Edinburgh City Council, Fife Council, West Dunbartonshire Council and North Lanarkshire Council confirmed they furloughed directly employed staff, while 26 councils said they did not furlough a single employee.
Falkirk and Dundee councils failed to respond to Freedom of Information requests.
In total, at least £2.7 million has been saved by councils through the use of the job retention scheme, with Edinburgh saving £400,000, Fife around £1m, and North Lanarkshire £1.28m.
However, most councils chose not to use the furlough scheme, with both Glasgow and Aberdeen saying that they viewed their staff as not being eligible.
Edinburgh, Fife and North Lanarkshire said the majority of the workers furloughed were involved in income-generating activities such as caterers, tutors, those working cultural venues and parking attendants.
In total, more than 1,000 directly employed council staff were furloughed, with Edinburgh furloughing the most with 369 workers having their wages paid by the UK Government.
Fife, North Lanarkshire and West Dunbartonshire furloughed 251, 278 and 184 members of staff respectively.
Edinburgh said the reason for their high numbers was due to the council having more income-generating services and also employing more people overall, making their raw numbers appear large, but small in percentage terms.
None of the councils said definitively whether they would also take advantage of the Job Support Scheme announced by UK Chancellor Rishi Sunak, but both Fife and North Lanarkshire said it was “unlikely”, while Edinburgh said no final decision had been made.
Cllr Rob Munn, finance and resources convener at Edinburgh City Council, said they used the scheme to “reduce the level of lost income” and help protect jobs without impacting on other services.
He said: “Those members of staff who are furloughed have seen no reduction to their monthly income and we anticipate we’ll receive additional funding of more than £400,000 through the furlough scheme, at a time when Council finances are under significant pressure.
Cllr Joan Griffiths, Edinburgh’s finance and resources vice-convener, said: “We’re fairly unique as a local authority in that we have a number of income streams which help us to fund and provide essential services to the City.
"Certain council employees are in roles which are funded by the income they help us to generate, like some staff at the Usher Hall, in outdoor education centres or within our corporate catering team.

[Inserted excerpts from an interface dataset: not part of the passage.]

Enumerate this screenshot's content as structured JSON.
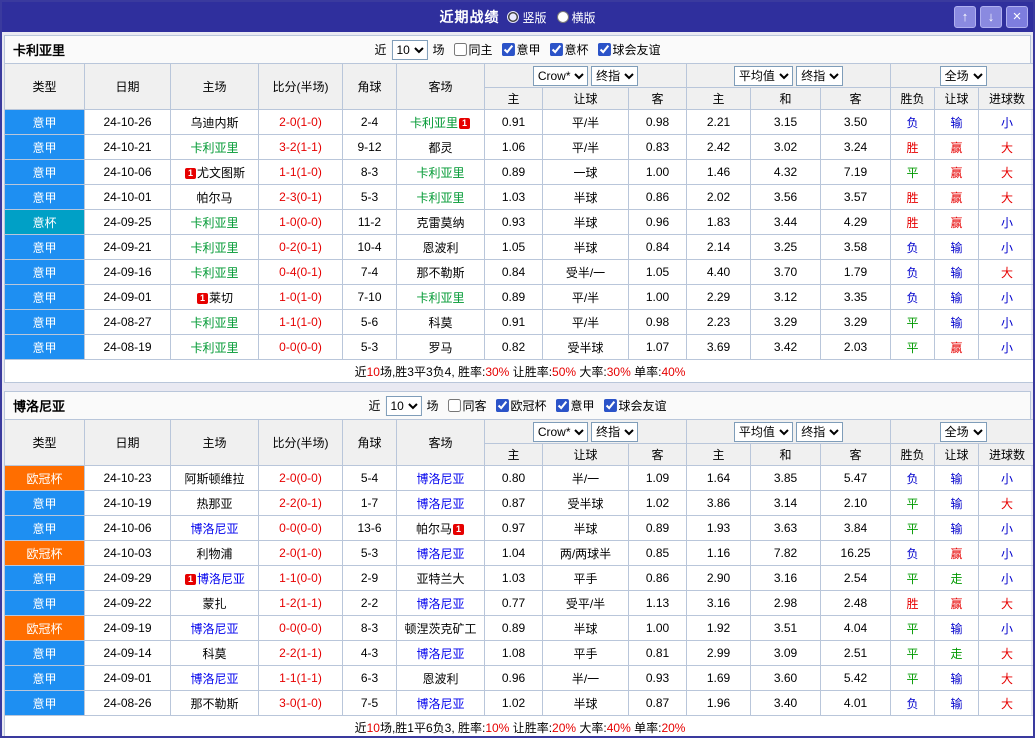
{
  "titlebar": {
    "title": "近期战绩",
    "radios": [
      {
        "label": "竖版",
        "selected": true
      },
      {
        "label": "横版",
        "selected": false
      }
    ],
    "buttons": {
      "up": "↑",
      "down": "↓",
      "close": "×"
    }
  },
  "columns": [
    "类型",
    "日期",
    "主场",
    "比分(半场)",
    "角球",
    "客场",
    "主",
    "让球",
    "客",
    "主",
    "和",
    "客",
    "胜负",
    "让球",
    "进球数"
  ],
  "colors": {
    "red": "#e60000",
    "green": "#009900",
    "blue": "#0000cc",
    "titlebar_bg": "#2f2f9d",
    "border": "#b9c6da",
    "header_bg": "#f0f0f0"
  },
  "league_colors": {
    "意甲": "#1e8ff2",
    "意杯": "#00a0c6",
    "欧冠杯": "#ff6e00"
  },
  "outcome_colors": {
    "胜": "#e60000",
    "赢": "#e60000",
    "大": "#e60000",
    "平": "#009900",
    "走": "#009900",
    "负": "#0000cc",
    "输": "#0000cc",
    "小": "#0000cc"
  },
  "tables": [
    {
      "team": "卡利亚里",
      "focus_color": "#009933",
      "controls": {
        "near_label": "近",
        "count": "10",
        "matches_label": "场"
      },
      "filters": [
        {
          "label": "同主",
          "checked": false
        },
        {
          "label": "意甲",
          "checked": true
        },
        {
          "label": "意杯",
          "checked": true
        },
        {
          "label": "球会友谊",
          "checked": true
        }
      ],
      "dropdowns": {
        "source": "Crow*",
        "time": "终指",
        "avg": "平均值",
        "avg_time": "终指",
        "scope": "全场"
      },
      "rows": [
        {
          "league": "意甲",
          "date": "24-10-26",
          "home": {
            "name": "乌迪内斯"
          },
          "score": "2-0(1-0)",
          "corners": "2-4",
          "away": {
            "name": "卡利亚里",
            "focus": true,
            "badge": "1",
            "badge_pos": "right"
          },
          "instant": [
            "0.91",
            "平/半",
            "0.98"
          ],
          "average": [
            "2.21",
            "3.15",
            "3.50"
          ],
          "result": "负",
          "handicap_result": "输",
          "goals": "小"
        },
        {
          "league": "意甲",
          "date": "24-10-21",
          "home": {
            "name": "卡利亚里",
            "focus": true
          },
          "score": "3-2(1-1)",
          "corners": "9-12",
          "away": {
            "name": "都灵"
          },
          "instant": [
            "1.06",
            "平/半",
            "0.83"
          ],
          "average": [
            "2.42",
            "3.02",
            "3.24"
          ],
          "result": "胜",
          "handicap_result": "赢",
          "goals": "大"
        },
        {
          "league": "意甲",
          "date": "24-10-06",
          "home": {
            "name": "尤文图斯",
            "badge": "1",
            "badge_pos": "left"
          },
          "score": "1-1(1-0)",
          "corners": "8-3",
          "away": {
            "name": "卡利亚里",
            "focus": true
          },
          "instant": [
            "0.89",
            "一球",
            "1.00"
          ],
          "average": [
            "1.46",
            "4.32",
            "7.19"
          ],
          "result": "平",
          "handicap_result": "赢",
          "goals": "大"
        },
        {
          "league": "意甲",
          "date": "24-10-01",
          "home": {
            "name": "帕尔马"
          },
          "score": "2-3(0-1)",
          "corners": "5-3",
          "away": {
            "name": "卡利亚里",
            "focus": true
          },
          "instant": [
            "1.03",
            "半球",
            "0.86"
          ],
          "average": [
            "2.02",
            "3.56",
            "3.57"
          ],
          "result": "胜",
          "handicap_result": "赢",
          "goals": "大"
        },
        {
          "league": "意杯",
          "date": "24-09-25",
          "home": {
            "name": "卡利亚里",
            "focus": true
          },
          "score": "1-0(0-0)",
          "corners": "11-2",
          "away": {
            "name": "克雷莫纳"
          },
          "instant": [
            "0.93",
            "半球",
            "0.96"
          ],
          "average": [
            "1.83",
            "3.44",
            "4.29"
          ],
          "result": "胜",
          "handicap_result": "赢",
          "goals": "小"
        },
        {
          "league": "意甲",
          "date": "24-09-21",
          "home": {
            "name": "卡利亚里",
            "focus": true
          },
          "score": "0-2(0-1)",
          "corners": "10-4",
          "away": {
            "name": "恩波利"
          },
          "instant": [
            "1.05",
            "半球",
            "0.84"
          ],
          "average": [
            "2.14",
            "3.25",
            "3.58"
          ],
          "result": "负",
          "handicap_result": "输",
          "goals": "小"
        },
        {
          "league": "意甲",
          "date": "24-09-16",
          "home": {
            "name": "卡利亚里",
            "focus": true
          },
          "score": "0-4(0-1)",
          "corners": "7-4",
          "away": {
            "name": "那不勒斯"
          },
          "instant": [
            "0.84",
            "受半/一",
            "1.05"
          ],
          "average": [
            "4.40",
            "3.70",
            "1.79"
          ],
          "result": "负",
          "handicap_result": "输",
          "goals": "大"
        },
        {
          "league": "意甲",
          "date": "24-09-01",
          "home": {
            "name": "莱切",
            "badge": "1",
            "badge_pos": "left"
          },
          "score": "1-0(1-0)",
          "corners": "7-10",
          "away": {
            "name": "卡利亚里",
            "focus": true
          },
          "instant": [
            "0.89",
            "平/半",
            "1.00"
          ],
          "average": [
            "2.29",
            "3.12",
            "3.35"
          ],
          "result": "负",
          "handicap_result": "输",
          "goals": "小"
        },
        {
          "league": "意甲",
          "date": "24-08-27",
          "home": {
            "name": "卡利亚里",
            "focus": true
          },
          "score": "1-1(1-0)",
          "corners": "5-6",
          "away": {
            "name": "科莫"
          },
          "instant": [
            "0.91",
            "平/半",
            "0.98"
          ],
          "average": [
            "2.23",
            "3.29",
            "3.29"
          ],
          "result": "平",
          "handicap_result": "输",
          "goals": "小"
        },
        {
          "league": "意甲",
          "date": "24-08-19",
          "home": {
            "name": "卡利亚里",
            "focus": true
          },
          "score": "0-0(0-0)",
          "corners": "5-3",
          "away": {
            "name": "罗马"
          },
          "instant": [
            "0.82",
            "受半球",
            "1.07"
          ],
          "average": [
            "3.69",
            "3.42",
            "2.03"
          ],
          "result": "平",
          "handicap_result": "赢",
          "goals": "小"
        }
      ],
      "footer": [
        {
          "text": "近"
        },
        {
          "text": "10",
          "red": true
        },
        {
          "text": "场,胜3平3负4, 胜率:"
        },
        {
          "text": "30%",
          "red": true
        },
        {
          "text": " 让胜率:"
        },
        {
          "text": "50%",
          "red": true
        },
        {
          "text": " 大率:"
        },
        {
          "text": "30%",
          "red": true
        },
        {
          "text": " 单率:"
        },
        {
          "text": "40%",
          "red": true
        }
      ]
    },
    {
      "team": "博洛尼亚",
      "focus_color": "#0000ee",
      "controls": {
        "near_label": "近",
        "count": "10",
        "matches_label": "场"
      },
      "filters": [
        {
          "label": "同客",
          "checked": false
        },
        {
          "label": "欧冠杯",
          "checked": true
        },
        {
          "label": "意甲",
          "checked": true
        },
        {
          "label": "球会友谊",
          "checked": true
        }
      ],
      "dropdowns": {
        "source": "Crow*",
        "time": "终指",
        "avg": "平均值",
        "avg_time": "终指",
        "scope": "全场"
      },
      "rows": [
        {
          "league": "欧冠杯",
          "date": "24-10-23",
          "home": {
            "name": "阿斯顿维拉"
          },
          "score": "2-0(0-0)",
          "corners": "5-4",
          "away": {
            "name": "博洛尼亚",
            "focus": true
          },
          "instant": [
            "0.80",
            "半/一",
            "1.09"
          ],
          "average": [
            "1.64",
            "3.85",
            "5.47"
          ],
          "result": "负",
          "handicap_result": "输",
          "goals": "小"
        },
        {
          "league": "意甲",
          "date": "24-10-19",
          "home": {
            "name": "热那亚"
          },
          "score": "2-2(0-1)",
          "corners": "1-7",
          "away": {
            "name": "博洛尼亚",
            "focus": true
          },
          "instant": [
            "0.87",
            "受半球",
            "1.02"
          ],
          "average": [
            "3.86",
            "3.14",
            "2.10"
          ],
          "result": "平",
          "handicap_result": "输",
          "goals": "大"
        },
        {
          "league": "意甲",
          "date": "24-10-06",
          "home": {
            "name": "博洛尼亚",
            "focus": true
          },
          "score": "0-0(0-0)",
          "corners": "13-6",
          "away": {
            "name": "帕尔马",
            "badge": "1",
            "badge_pos": "right"
          },
          "instant": [
            "0.97",
            "半球",
            "0.89"
          ],
          "average": [
            "1.93",
            "3.63",
            "3.84"
          ],
          "result": "平",
          "handicap_result": "输",
          "goals": "小"
        },
        {
          "league": "欧冠杯",
          "date": "24-10-03",
          "home": {
            "name": "利物浦"
          },
          "score": "2-0(1-0)",
          "corners": "5-3",
          "away": {
            "name": "博洛尼亚",
            "focus": true
          },
          "instant": [
            "1.04",
            "两/两球半",
            "0.85"
          ],
          "average": [
            "1.16",
            "7.82",
            "16.25"
          ],
          "result": "负",
          "handicap_result": "赢",
          "goals": "小"
        },
        {
          "league": "意甲",
          "date": "24-09-29",
          "home": {
            "name": "博洛尼亚",
            "focus": true,
            "badge": "1",
            "badge_pos": "left"
          },
          "score": "1-1(0-0)",
          "corners": "2-9",
          "away": {
            "name": "亚特兰大"
          },
          "instant": [
            "1.03",
            "平手",
            "0.86"
          ],
          "average": [
            "2.90",
            "3.16",
            "2.54"
          ],
          "result": "平",
          "handicap_result": "走",
          "goals": "小"
        },
        {
          "league": "意甲",
          "date": "24-09-22",
          "home": {
            "name": "蒙扎"
          },
          "score": "1-2(1-1)",
          "corners": "2-2",
          "away": {
            "name": "博洛尼亚",
            "focus": true
          },
          "instant": [
            "0.77",
            "受平/半",
            "1.13"
          ],
          "average": [
            "3.16",
            "2.98",
            "2.48"
          ],
          "result": "胜",
          "handicap_result": "赢",
          "goals": "大"
        },
        {
          "league": "欧冠杯",
          "date": "24-09-19",
          "home": {
            "name": "博洛尼亚",
            "focus": true
          },
          "score": "0-0(0-0)",
          "corners": "8-3",
          "away": {
            "name": "顿涅茨克矿工"
          },
          "instant": [
            "0.89",
            "半球",
            "1.00"
          ],
          "average": [
            "1.92",
            "3.51",
            "4.04"
          ],
          "result": "平",
          "handicap_result": "输",
          "goals": "小"
        },
        {
          "league": "意甲",
          "date": "24-09-14",
          "home": {
            "name": "科莫"
          },
          "score": "2-2(1-1)",
          "corners": "4-3",
          "away": {
            "name": "博洛尼亚",
            "focus": true
          },
          "instant": [
            "1.08",
            "平手",
            "0.81"
          ],
          "average": [
            "2.99",
            "3.09",
            "2.51"
          ],
          "result": "平",
          "handicap_result": "走",
          "goals": "大"
        },
        {
          "league": "意甲",
          "date": "24-09-01",
          "home": {
            "name": "博洛尼亚",
            "focus": true
          },
          "score": "1-1(1-1)",
          "corners": "6-3",
          "away": {
            "name": "恩波利"
          },
          "instant": [
            "0.96",
            "半/一",
            "0.93"
          ],
          "average": [
            "1.69",
            "3.60",
            "5.42"
          ],
          "result": "平",
          "handicap_result": "输",
          "goals": "大"
        },
        {
          "league": "意甲",
          "date": "24-08-26",
          "home": {
            "name": "那不勒斯"
          },
          "score": "3-0(1-0)",
          "corners": "7-5",
          "away": {
            "name": "博洛尼亚",
            "focus": true
          },
          "instant": [
            "1.02",
            "半球",
            "0.87"
          ],
          "average": [
            "1.96",
            "3.40",
            "4.01"
          ],
          "result": "负",
          "handicap_result": "输",
          "goals": "大"
        }
      ],
      "footer": [
        {
          "text": "近"
        },
        {
          "text": "10",
          "red": true
        },
        {
          "text": "场,胜1平6负3, 胜率:"
        },
        {
          "text": "10%",
          "red": true
        },
        {
          "text": " 让胜率:"
        },
        {
          "text": "20%",
          "red": true
        },
        {
          "text": " 大率:"
        },
        {
          "text": "40%",
          "red": true
        },
        {
          "text": " 单率:"
        },
        {
          "text": "20%",
          "red": true
        }
      ]
    }
  ]
}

"They can’t carry out their usual duties just now due to our adherence to public health guidance and keeping a number of buildings closed. That means that, with the support of trade unions, the furlough scheme makes complete sense for us to access.”
A spokesman for Fife Council said: “Having considered the terms of the Coronavirus Job Retention Scheme, Fife Council liaised with the trade unions to make a claim under the scheme for a few specific groups of staff to recoup some of the council’s costs from this period.
"The basis for this decision were the areas where staffing costs are normally covered by external income that the service generates.
"Where only a percentage of the income for the service was generated by external income, we only claimed for that percentage of employees.”
West Dunbartonshire did not respond to a request for comment.